Records excerpted from a collection:

──────────

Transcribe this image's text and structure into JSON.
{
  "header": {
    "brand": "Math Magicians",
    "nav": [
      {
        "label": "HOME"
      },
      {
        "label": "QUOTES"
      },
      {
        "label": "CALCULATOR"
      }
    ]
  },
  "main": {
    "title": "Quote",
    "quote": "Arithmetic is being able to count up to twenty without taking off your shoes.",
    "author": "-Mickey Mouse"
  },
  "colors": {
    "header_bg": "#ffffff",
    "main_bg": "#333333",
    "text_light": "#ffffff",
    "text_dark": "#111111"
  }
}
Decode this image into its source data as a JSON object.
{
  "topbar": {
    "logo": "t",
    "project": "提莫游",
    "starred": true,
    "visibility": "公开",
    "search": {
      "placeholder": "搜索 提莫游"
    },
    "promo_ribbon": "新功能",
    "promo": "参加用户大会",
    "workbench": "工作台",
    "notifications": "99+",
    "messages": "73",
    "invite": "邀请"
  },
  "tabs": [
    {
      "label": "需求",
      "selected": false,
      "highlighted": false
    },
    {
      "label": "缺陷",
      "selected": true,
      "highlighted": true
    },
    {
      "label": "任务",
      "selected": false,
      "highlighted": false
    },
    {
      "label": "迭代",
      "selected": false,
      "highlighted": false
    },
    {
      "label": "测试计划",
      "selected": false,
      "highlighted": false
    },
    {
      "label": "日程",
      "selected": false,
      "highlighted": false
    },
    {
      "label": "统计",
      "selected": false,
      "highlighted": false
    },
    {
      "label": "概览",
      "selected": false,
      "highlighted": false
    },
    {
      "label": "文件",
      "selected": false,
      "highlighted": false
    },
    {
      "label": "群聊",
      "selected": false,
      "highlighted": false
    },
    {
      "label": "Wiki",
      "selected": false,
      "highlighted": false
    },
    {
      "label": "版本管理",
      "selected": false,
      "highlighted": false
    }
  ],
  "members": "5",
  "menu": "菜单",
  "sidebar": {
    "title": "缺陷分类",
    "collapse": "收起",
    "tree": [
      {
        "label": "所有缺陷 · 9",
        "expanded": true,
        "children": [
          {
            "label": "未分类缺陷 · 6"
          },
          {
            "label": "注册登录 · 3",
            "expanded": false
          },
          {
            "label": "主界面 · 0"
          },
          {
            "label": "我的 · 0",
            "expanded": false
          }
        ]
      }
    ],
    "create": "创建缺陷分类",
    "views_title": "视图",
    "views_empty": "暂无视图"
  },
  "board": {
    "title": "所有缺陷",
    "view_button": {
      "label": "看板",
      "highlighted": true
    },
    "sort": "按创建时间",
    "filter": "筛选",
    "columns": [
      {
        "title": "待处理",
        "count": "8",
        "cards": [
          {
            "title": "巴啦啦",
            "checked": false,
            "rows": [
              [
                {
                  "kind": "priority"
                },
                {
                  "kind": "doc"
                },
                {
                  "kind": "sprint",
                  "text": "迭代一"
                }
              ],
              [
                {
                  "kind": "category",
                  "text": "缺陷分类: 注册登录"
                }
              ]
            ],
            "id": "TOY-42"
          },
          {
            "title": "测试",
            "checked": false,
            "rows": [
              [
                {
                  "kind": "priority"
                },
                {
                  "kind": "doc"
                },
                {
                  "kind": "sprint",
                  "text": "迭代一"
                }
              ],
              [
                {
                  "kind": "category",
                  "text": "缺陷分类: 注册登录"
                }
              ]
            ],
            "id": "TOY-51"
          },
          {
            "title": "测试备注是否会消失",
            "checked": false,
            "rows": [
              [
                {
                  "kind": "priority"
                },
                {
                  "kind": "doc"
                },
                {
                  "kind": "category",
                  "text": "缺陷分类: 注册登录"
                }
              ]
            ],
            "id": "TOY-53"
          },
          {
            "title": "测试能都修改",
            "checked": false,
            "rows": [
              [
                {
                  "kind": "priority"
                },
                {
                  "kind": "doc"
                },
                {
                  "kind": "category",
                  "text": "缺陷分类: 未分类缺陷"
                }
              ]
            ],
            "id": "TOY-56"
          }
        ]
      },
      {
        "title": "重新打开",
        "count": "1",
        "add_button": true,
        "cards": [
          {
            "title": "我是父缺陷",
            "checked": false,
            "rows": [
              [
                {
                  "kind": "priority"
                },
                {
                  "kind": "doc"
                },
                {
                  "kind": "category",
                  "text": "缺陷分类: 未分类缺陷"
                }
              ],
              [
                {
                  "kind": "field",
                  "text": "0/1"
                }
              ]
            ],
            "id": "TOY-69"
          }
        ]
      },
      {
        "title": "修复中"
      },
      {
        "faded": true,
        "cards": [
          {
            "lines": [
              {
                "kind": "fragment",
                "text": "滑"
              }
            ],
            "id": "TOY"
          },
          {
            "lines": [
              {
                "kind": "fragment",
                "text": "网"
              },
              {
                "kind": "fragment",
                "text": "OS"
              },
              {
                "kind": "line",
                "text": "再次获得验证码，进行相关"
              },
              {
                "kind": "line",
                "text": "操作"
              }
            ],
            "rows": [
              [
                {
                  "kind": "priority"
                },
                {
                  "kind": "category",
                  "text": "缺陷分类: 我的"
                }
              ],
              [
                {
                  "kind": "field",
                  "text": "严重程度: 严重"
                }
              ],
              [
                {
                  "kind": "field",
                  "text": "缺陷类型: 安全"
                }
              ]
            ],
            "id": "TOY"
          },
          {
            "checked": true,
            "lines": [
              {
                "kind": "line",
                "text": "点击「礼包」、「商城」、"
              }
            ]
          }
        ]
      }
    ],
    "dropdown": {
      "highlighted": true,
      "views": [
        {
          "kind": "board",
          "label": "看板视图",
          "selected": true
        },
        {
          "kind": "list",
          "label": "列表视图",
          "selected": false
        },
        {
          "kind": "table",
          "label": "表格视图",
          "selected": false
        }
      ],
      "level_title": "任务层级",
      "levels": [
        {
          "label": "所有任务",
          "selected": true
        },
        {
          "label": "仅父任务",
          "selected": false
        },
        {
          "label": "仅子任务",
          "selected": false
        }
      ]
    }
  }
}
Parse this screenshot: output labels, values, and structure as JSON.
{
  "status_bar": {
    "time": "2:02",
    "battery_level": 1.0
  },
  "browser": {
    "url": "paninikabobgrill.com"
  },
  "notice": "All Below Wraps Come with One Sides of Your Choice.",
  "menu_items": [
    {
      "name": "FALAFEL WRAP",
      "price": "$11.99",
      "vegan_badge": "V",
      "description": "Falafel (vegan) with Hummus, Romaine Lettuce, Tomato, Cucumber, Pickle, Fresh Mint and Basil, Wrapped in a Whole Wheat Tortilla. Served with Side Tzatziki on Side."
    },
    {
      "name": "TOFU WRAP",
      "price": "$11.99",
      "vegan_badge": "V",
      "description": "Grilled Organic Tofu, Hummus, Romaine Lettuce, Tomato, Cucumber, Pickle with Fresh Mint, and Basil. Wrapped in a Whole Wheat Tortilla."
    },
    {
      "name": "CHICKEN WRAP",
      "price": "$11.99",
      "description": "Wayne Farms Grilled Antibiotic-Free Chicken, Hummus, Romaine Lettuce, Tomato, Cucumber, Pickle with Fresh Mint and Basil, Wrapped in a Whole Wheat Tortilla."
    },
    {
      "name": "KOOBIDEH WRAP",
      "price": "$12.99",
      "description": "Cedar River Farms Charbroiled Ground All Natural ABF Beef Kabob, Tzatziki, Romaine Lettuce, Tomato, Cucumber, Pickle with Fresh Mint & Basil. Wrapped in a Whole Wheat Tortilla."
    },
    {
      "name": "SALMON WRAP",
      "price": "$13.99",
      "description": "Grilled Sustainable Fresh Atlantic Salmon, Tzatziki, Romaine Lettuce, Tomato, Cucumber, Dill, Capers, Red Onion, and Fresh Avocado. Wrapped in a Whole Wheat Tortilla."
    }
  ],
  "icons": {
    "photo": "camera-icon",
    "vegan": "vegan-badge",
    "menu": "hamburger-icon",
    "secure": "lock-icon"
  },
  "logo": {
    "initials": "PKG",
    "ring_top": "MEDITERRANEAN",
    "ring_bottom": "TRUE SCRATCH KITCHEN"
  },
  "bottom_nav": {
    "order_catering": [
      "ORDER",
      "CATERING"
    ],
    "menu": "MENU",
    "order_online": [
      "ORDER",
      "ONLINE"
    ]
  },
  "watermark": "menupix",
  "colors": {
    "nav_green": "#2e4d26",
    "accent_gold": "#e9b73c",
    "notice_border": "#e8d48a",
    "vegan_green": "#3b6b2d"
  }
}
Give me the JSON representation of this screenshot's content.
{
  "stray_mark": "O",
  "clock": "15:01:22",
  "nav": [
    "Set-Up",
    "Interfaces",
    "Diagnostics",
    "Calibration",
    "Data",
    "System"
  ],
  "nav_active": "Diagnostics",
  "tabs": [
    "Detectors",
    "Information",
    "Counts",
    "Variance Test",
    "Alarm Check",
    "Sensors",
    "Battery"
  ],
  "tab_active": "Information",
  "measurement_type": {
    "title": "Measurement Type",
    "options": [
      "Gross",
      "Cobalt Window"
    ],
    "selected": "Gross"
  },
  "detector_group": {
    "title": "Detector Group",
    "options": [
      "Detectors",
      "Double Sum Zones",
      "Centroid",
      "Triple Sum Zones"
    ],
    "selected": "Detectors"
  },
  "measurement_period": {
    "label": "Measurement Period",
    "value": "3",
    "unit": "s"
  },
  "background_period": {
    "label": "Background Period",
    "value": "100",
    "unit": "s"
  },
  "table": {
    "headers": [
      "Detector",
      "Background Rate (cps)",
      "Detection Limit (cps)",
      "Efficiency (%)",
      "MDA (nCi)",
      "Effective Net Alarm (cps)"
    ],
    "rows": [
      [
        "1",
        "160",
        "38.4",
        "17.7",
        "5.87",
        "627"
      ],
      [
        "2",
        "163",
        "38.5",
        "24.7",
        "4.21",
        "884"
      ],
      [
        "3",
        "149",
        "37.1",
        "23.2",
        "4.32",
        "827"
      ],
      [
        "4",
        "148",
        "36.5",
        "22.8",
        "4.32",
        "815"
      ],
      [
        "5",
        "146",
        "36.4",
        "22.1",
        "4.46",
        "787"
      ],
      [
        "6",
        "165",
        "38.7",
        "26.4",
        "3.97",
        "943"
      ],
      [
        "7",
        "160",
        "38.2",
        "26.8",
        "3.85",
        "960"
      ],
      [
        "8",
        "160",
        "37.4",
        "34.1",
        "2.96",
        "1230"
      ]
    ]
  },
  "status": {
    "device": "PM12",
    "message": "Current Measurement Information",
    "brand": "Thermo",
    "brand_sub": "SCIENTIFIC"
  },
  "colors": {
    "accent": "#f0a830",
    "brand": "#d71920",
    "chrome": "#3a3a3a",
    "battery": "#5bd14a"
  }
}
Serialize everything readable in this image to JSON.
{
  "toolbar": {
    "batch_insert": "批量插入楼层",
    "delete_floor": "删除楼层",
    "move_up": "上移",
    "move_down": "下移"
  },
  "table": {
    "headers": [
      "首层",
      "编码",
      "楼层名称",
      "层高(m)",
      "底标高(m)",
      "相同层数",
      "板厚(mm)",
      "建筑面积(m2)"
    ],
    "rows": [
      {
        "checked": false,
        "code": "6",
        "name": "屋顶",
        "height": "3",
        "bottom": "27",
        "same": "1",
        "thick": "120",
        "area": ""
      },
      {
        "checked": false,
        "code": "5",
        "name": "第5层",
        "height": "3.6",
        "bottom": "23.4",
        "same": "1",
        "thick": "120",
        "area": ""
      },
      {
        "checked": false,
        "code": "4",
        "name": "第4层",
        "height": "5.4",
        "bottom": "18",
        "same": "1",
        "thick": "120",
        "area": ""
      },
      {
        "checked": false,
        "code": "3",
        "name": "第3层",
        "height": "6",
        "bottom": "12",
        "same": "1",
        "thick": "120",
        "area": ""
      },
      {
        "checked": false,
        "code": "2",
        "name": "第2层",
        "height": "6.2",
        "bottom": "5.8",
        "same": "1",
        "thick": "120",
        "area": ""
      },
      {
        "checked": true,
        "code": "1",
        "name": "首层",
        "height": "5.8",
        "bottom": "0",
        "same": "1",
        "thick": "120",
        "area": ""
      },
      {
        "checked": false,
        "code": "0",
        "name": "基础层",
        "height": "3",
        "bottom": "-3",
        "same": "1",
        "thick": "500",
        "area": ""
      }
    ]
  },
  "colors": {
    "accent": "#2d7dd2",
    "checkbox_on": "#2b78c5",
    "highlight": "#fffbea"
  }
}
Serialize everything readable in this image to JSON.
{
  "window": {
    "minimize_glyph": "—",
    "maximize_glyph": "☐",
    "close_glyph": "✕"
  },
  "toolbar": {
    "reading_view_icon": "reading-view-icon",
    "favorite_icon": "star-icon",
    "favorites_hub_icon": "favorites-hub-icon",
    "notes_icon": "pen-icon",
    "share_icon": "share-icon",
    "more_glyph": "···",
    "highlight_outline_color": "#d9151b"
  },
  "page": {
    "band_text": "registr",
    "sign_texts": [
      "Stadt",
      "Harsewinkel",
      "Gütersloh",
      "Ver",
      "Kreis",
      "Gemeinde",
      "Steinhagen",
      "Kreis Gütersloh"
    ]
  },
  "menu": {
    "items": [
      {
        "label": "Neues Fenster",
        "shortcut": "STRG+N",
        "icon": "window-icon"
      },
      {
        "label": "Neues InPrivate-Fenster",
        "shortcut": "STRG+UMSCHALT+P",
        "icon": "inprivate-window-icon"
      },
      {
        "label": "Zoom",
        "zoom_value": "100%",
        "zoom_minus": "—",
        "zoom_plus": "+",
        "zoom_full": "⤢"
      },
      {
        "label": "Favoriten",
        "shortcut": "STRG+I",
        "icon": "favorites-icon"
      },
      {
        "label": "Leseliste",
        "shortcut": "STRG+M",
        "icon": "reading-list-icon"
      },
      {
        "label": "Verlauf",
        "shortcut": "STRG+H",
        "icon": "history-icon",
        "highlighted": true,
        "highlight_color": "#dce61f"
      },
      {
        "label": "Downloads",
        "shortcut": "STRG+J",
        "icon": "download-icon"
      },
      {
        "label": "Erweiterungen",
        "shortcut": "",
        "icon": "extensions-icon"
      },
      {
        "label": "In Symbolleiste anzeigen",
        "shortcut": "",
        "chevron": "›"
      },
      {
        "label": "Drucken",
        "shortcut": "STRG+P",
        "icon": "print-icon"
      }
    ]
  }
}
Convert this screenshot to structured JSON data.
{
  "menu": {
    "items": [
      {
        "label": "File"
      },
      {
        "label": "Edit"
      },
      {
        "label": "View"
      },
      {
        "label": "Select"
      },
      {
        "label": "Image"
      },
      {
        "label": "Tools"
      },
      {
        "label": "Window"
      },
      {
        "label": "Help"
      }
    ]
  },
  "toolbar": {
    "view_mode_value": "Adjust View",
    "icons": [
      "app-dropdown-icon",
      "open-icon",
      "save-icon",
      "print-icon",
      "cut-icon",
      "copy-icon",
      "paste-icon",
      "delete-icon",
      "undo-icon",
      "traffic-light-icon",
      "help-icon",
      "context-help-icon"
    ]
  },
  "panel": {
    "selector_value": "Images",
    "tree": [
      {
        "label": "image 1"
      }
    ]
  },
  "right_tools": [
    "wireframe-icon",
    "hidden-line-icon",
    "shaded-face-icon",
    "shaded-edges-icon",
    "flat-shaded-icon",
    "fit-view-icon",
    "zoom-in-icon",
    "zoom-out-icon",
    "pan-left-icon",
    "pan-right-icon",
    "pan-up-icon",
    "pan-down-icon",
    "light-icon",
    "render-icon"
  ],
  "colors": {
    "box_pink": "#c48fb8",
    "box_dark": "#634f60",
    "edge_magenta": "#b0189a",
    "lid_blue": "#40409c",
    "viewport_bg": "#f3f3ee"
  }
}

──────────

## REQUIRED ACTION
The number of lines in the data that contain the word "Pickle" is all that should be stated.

## TASK RESULT
4